Furthermore, the teachers also described several strategies which they use individually and which aim to encourage students to use the target language. First, one could employ particular students as “language monitors” (Carless 2008: 334) who should walk around and remind their classmates to use the target language. This strategy’s benefit lies in a greater responsibility of the students and can be, if required, expanded through a “mother-tongue scribe” (Carless 2008: 334). Here, one student notes down what has been said in the mother tongue and this can support following activities, such as translating expressions from the mother tongue into the target language. Second, students can be motivated to communicate in the second language trough certain incentives such as stickers, stamps or group competitions. By such a reward system the feeling among the students can be created that it is appreciated that they use the target tongue (Carless 2008: 334). As a third strategy to encourage the students’ target language production the teachers interviewed mentioned recording devices. These are placed directly next to the groups and aim to motivate the students to use the target language and, plus, to monitor the groups’ usage of the mother tongue (Carless 2008: 334) .

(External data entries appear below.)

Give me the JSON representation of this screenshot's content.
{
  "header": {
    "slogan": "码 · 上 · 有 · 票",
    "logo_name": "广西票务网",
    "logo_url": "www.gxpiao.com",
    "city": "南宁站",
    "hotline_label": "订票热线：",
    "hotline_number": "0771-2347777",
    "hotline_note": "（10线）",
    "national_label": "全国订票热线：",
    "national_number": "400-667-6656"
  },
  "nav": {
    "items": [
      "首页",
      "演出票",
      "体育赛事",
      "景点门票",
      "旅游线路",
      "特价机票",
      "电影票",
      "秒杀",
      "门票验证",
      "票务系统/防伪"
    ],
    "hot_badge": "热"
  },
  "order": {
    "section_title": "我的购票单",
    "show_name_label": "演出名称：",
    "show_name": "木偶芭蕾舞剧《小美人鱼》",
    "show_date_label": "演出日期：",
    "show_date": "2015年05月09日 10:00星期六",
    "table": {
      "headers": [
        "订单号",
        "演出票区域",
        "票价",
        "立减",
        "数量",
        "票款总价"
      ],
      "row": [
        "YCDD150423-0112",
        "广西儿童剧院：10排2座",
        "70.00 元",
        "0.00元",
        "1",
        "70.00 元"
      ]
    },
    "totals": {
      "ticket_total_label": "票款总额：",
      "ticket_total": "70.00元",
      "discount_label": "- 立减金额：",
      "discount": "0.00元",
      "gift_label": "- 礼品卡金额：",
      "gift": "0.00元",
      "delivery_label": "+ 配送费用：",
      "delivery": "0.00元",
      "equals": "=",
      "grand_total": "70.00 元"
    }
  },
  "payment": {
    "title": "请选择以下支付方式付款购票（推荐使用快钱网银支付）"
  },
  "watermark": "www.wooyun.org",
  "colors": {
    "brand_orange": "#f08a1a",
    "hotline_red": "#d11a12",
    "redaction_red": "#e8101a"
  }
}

All these suggested strategies are strongly connected with particular implications for teaching methodology. It is important to note that in task-based approaches the role of the teacher has to be more flexible and complex than in “traditional Presentation-Practice- Production methods” (Carless 2008: 335).
Some of the interviewees remarked that the type of the designed task is related to the probability of mother tongue use. For example, if the task is designed as a free one, “it is going to be free in terms of the languages they [the students] might use” (Carless 2008: 335) . Another teacher emphasizes that the likelihood of mother tongue use is greater if the task is a fascinating one: “Learners have to recognize the futility of using Cantonese earlier, because it doesn’t create conditions for the post-task to work.” (Carless 2008: 335). These statements refer to a previous study of Carless in which he could show that mother tongue use is strongly related to the types of tasks: “[...] the more complex and open-ended the task, the more use seemed to be made of the mother tongue.” (Carless 2002: 392). Furthermore, the likelihood of mother tongue use is connected with the students’ language proficiency; that means, the higher the language proficiency, the less use of mother tongue was noticed (Carless 2002: 393).
 Although Carless' study is restricted to Hong Kong secondary schools, his findings can certainly be transferred to other language classrooms.